Murphy began to publish a Sunday school newspaper with an old manually operated printing press.  The newspaper, called the Sunday School Helper, was created to assist him with the instruction of the students at his school. In 1892, the pastor of a local Baptist church, Reverend William M. Alexander, started a rival paper, Afro-American to promote his church.  By the end of they year Murphy purchased the Afro-American for $200 and merged the two newspapers.

The Afro-American was mostly staffed by unpaid family members in the beginning, but popularity of the publication, allowed Murphy to quickly expand the paper’s employees to nearly 100 workers by the 1920s.   By 1922, the Afro-American had become the largest black-owned newspaper along the Atlantic coast and the third largest in the nation after the Chicago Defender and the Negro World.  By 1922 the Afro-American had a circulation of 14,000.

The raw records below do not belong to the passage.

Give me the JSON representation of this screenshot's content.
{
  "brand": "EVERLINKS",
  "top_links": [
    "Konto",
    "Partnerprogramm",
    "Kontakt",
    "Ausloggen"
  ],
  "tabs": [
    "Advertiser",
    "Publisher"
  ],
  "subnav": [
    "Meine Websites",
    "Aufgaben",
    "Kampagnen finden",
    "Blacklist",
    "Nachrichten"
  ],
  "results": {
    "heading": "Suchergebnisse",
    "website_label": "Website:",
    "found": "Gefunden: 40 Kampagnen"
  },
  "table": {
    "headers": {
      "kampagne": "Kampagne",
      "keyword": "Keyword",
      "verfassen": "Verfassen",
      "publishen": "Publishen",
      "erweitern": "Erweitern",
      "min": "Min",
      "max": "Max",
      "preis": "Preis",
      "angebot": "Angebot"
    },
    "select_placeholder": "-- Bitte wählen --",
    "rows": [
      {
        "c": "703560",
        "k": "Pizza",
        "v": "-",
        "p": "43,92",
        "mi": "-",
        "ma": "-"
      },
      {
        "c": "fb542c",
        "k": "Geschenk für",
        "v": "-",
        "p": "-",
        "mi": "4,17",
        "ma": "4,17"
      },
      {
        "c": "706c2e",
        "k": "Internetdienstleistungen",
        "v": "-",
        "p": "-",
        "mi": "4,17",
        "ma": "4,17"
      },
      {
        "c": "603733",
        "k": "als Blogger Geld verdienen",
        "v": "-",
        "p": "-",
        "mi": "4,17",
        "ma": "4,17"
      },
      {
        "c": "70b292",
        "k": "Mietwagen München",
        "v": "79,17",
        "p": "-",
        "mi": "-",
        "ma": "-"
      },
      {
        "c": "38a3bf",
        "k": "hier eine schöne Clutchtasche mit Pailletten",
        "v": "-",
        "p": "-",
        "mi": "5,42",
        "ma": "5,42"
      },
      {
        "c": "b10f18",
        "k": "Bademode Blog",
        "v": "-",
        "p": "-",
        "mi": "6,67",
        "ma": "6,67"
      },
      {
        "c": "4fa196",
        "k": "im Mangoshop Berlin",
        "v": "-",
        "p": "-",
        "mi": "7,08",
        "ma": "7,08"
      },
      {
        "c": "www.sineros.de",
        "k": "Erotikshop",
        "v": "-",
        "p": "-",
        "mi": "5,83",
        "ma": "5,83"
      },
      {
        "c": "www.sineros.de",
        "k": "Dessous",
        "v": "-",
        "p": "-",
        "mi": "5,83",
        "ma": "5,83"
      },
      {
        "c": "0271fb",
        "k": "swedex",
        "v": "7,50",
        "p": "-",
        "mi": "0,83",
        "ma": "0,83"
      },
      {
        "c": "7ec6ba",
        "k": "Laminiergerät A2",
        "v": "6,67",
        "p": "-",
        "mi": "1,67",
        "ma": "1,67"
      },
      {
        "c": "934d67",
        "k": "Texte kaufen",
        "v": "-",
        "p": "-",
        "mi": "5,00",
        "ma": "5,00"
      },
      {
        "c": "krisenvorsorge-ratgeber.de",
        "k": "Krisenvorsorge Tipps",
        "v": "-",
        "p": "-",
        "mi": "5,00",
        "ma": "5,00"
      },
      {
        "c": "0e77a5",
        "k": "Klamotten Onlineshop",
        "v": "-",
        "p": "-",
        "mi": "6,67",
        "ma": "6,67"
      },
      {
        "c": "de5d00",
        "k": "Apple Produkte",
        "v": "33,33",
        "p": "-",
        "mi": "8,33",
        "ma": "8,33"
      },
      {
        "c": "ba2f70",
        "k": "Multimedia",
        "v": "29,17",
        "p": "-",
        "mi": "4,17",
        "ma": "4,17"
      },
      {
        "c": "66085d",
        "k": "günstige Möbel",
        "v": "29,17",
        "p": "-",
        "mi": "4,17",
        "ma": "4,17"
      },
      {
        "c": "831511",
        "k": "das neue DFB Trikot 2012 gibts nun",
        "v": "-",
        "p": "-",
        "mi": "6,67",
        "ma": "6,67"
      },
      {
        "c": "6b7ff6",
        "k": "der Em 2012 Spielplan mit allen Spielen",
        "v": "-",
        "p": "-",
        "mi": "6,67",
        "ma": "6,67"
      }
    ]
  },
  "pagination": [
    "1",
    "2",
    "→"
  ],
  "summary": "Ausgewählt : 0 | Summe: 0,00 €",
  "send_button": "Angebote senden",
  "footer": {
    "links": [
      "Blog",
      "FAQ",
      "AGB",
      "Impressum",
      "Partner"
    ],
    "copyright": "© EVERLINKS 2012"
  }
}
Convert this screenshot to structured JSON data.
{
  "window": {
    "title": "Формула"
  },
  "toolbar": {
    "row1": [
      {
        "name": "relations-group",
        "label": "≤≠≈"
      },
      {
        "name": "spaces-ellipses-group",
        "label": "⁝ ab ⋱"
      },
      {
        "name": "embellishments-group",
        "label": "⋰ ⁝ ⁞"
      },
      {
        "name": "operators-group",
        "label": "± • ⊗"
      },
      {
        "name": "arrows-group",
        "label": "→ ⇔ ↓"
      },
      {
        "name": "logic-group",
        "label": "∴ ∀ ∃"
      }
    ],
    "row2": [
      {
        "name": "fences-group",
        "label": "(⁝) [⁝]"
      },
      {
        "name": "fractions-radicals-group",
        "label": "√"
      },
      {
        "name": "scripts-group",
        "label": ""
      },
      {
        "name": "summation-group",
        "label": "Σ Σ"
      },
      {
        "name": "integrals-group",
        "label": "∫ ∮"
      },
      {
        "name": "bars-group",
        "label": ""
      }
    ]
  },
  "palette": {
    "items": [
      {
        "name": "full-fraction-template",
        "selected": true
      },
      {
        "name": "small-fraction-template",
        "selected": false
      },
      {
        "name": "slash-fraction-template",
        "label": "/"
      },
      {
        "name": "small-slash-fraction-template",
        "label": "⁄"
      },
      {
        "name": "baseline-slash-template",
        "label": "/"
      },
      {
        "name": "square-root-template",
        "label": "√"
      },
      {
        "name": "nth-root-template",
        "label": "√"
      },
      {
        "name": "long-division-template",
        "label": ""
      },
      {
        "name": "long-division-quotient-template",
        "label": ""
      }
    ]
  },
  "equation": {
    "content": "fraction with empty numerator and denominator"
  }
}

With a full printing staff at hand, Murphy found more time being involved in numerous civic leadership activities which he viewed as part of the struggle for black civil rights.   Murphy was active in the major Civil War veterans' group, the Grand Army of the Republic (GAR), and later worked with the National Negro Business League.

Martin Dann, The Black Press 1827-1890 (New York: G.P. Putnam’s Sons, 1971); Rayford W. Logan and Michael R. Winston, eds., Dictionary of American Negro Biography (New York: W.W. Norton, 1982);


University of Washington

Entry Categories:

Copyright 2007-2017 - v3.0 NDCHost - California | | Your donations help us to grow. | We welcome your suggestions. | Mission Statement is an independent non-profit corporation 501(c)(3). It has no affiliation with the University of Washington. is supported in part by a grant from Humanities Washington, a state-wide non-profit organization supported by the National Endowment for the Humanities, the state of Washington, and contributions from individuals and foundations.